"The September 11, 2001, terrorist attacks gave new momentum to European Union (EU) initiatives to combat terrorism and improve police, judicial, and intelligence cooperation among its member states. Since the 2001 attacks, the EU has sought to speed up its efforts to harmonize national laws and bring down barriers among member states' law enforcement authorities so that information can be meaningfully shared and suspects apprehended expeditiously. Among other steps, the EU has established a common definition of terrorism and a common list of terrorist groups, an EU arrest warrant, enhanced tools to stem terrorist financing, and new measures to strengthen external EU border controls and improve aviation security. [...] Despite U.S.-EU strides to foster closer counterterrorism and law enforcement cooperation, some challenges remain. Data privacy has been and continues to be a key sticking point.
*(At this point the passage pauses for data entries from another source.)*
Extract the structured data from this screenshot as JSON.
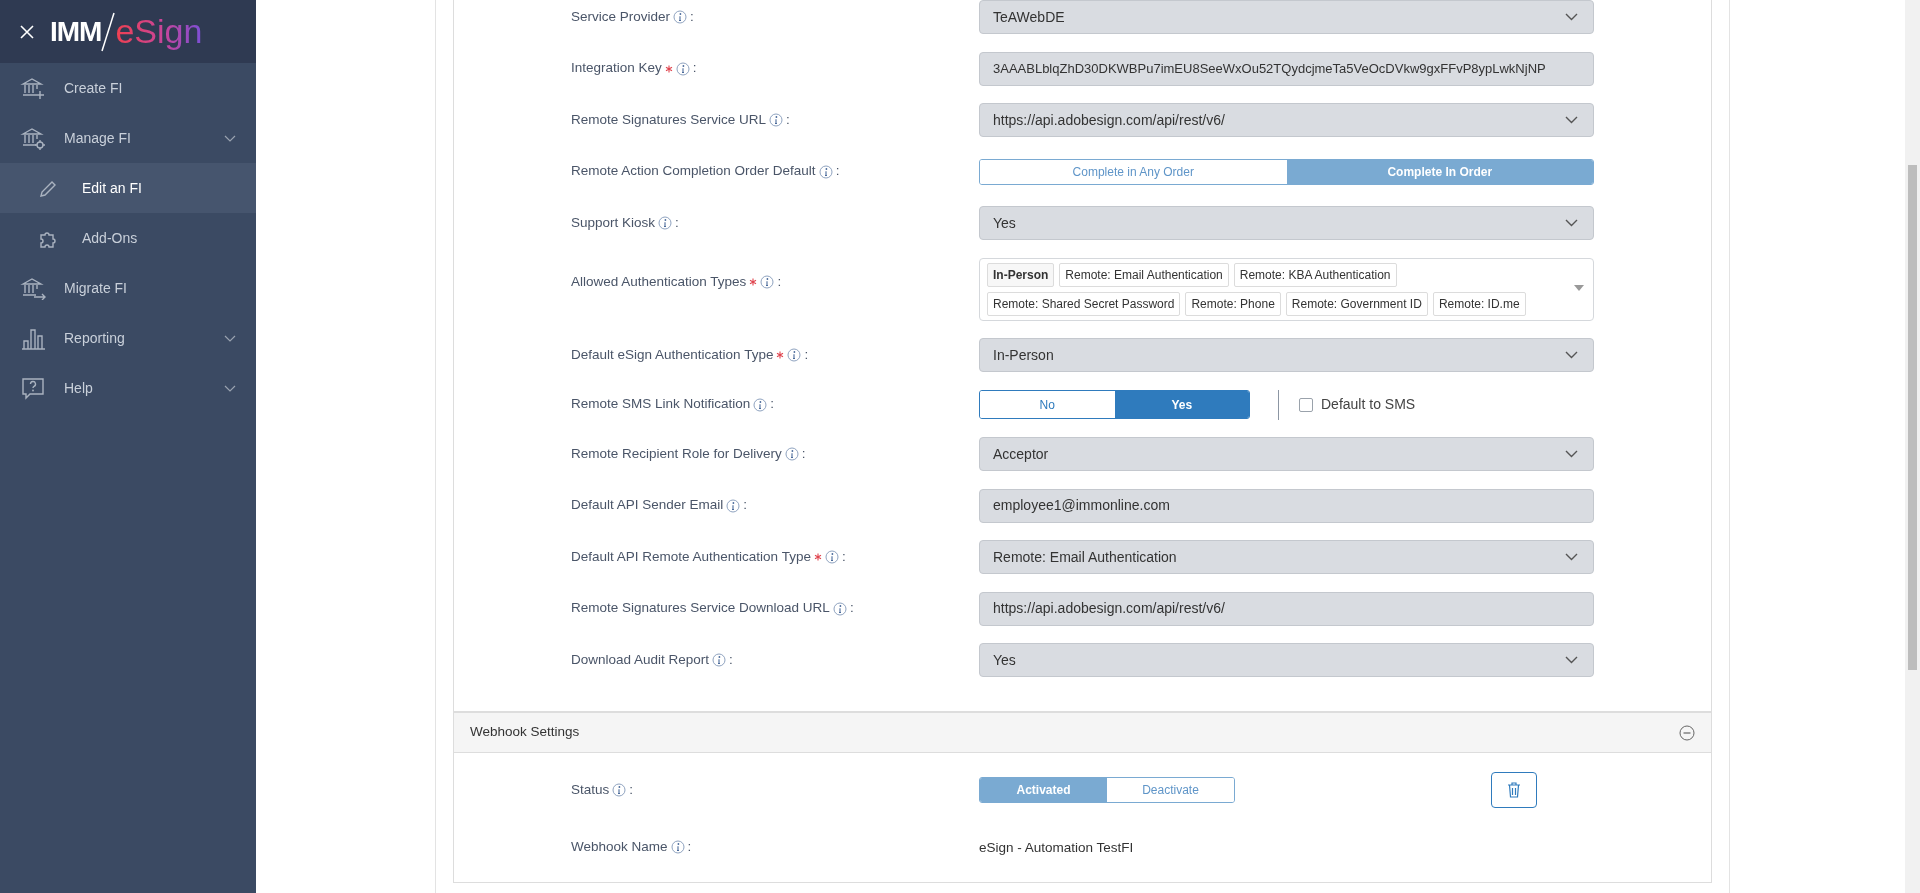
{
  "sidebar": {
    "logo": {
      "prefix": "IMM",
      "suffix": "eSign"
    },
    "items": [
      {
        "label": "Create FI",
        "kind": "link",
        "selected": false
      },
      {
        "label": "Manage FI",
        "kind": "group",
        "selected": false,
        "children": [
          {
            "label": "Edit an FI",
            "selected": true
          },
          {
            "label": "Add-Ons",
            "selected": false
          }
        ]
      },
      {
        "label": "Migrate FI",
        "kind": "link",
        "selected": false
      },
      {
        "label": "Reporting",
        "kind": "group",
        "selected": false
      },
      {
        "label": "Help",
        "kind": "group",
        "selected": false
      }
    ]
  },
  "form": {
    "fields": [
      {
        "label": "Service Provider",
        "required": false,
        "colon": ":",
        "kind": "select",
        "value": "TeAWebDE"
      },
      {
        "label": "Integration Key",
        "required": true,
        "colon": ":",
        "kind": "input",
        "value": "3AAABLblqZhD30DKWBPu7imEU8SeeWxOu52TQydcjmeTa5VeOcDVkw9gxFFvP8ypLwkNjNP"
      },
      {
        "label": "Remote Signatures Service URL",
        "required": false,
        "colon": ":",
        "kind": "select",
        "value": "https://api.adobesign.com/api/rest/v6/"
      },
      {
        "label": "Remote Action Completion Order Default",
        "required": false,
        "colon": ":",
        "kind": "segmented",
        "options": [
          {
            "label": "Complete in Any Order",
            "selected": false
          },
          {
            "label": "Complete In Order",
            "selected": true
          }
        ]
      },
      {
        "label": "Support Kiosk",
        "required": false,
        "colon": ":",
        "kind": "select",
        "value": "Yes"
      },
      {
        "label": "Allowed Authentication Types",
        "required": true,
        "colon": ":",
        "kind": "tags",
        "tags": [
          {
            "label": "In-Person",
            "selected": true
          },
          {
            "label": "Remote: Email Authentication",
            "selected": false
          },
          {
            "label": "Remote: KBA Authentication",
            "selected": false
          },
          {
            "label": "Remote: Shared Secret Password",
            "selected": false
          },
          {
            "label": "Remote: Phone",
            "selected": false
          },
          {
            "label": "Remote: Government ID",
            "selected": false
          },
          {
            "label": "Remote: ID.me",
            "selected": false
          }
        ]
      },
      {
        "label": "Default eSign Authentication Type",
        "required": true,
        "colon": ":",
        "kind": "select",
        "value": "In-Person"
      },
      {
        "label": "Remote SMS Link Notification",
        "required": false,
        "colon": ":",
        "kind": "switch",
        "options": [
          {
            "label": "No",
            "selected": false
          },
          {
            "label": "Yes",
            "selected": true
          }
        ],
        "checkbox": {
          "label": "Default to SMS",
          "checked": false
        }
      },
      {
        "label": "Remote Recipient Role for Delivery",
        "required": false,
        "colon": ":",
        "kind": "select",
        "value": "Acceptor"
      },
      {
        "label": "Default API Sender Email",
        "required": false,
        "colon": ":",
        "kind": "input",
        "value": "employee1@immonline.com"
      },
      {
        "label": "Default API Remote Authentication Type",
        "required": true,
        "colon": ":",
        "kind": "select",
        "value": "Remote: Email Authentication"
      },
      {
        "label": "Remote Signatures Service Download URL",
        "required": false,
        "colon": ":",
        "kind": "input",
        "value": "https://api.adobesign.com/api/rest/v6/"
      },
      {
        "label": "Download Audit Report",
        "required": false,
        "colon": ":",
        "kind": "select",
        "value": "Yes"
      }
    ]
  },
  "webhook": {
    "title": "Webhook Settings",
    "expanded": true,
    "fields": [
      {
        "label": "Status",
        "colon": ":",
        "kind": "segmented",
        "options": [
          {
            "label": "Activated",
            "selected": true
          },
          {
            "label": "Deactivate",
            "selected": false
          }
        ],
        "deletable": true
      },
      {
        "label": "Webhook Name",
        "colon": ":",
        "kind": "text",
        "value": "eSign - Automation TestFI"
      }
    ]
  }
}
In February 2010, the European Parliament (EP) rejected a U.S.-EU agreement--known as the SWIFT accord--that would have continued allowing U.S. authorities access to financial data stored in Europe to help combat terrorism on the grounds that it did not contain sufficient protections to safeguard the personal data and privacy rights of EU citizens. [...] This report examines the evolution of U.S.-EU counterterrorism cooperation and the ongoing challenges that may be of interest in the 112th Congress. For additional background, also see CRS Report RL31509, Europe and Counterterrorism: Strengthening Police and Judicial Cooperation, by Kristin Archick."
CRS Report for Congress, RS22030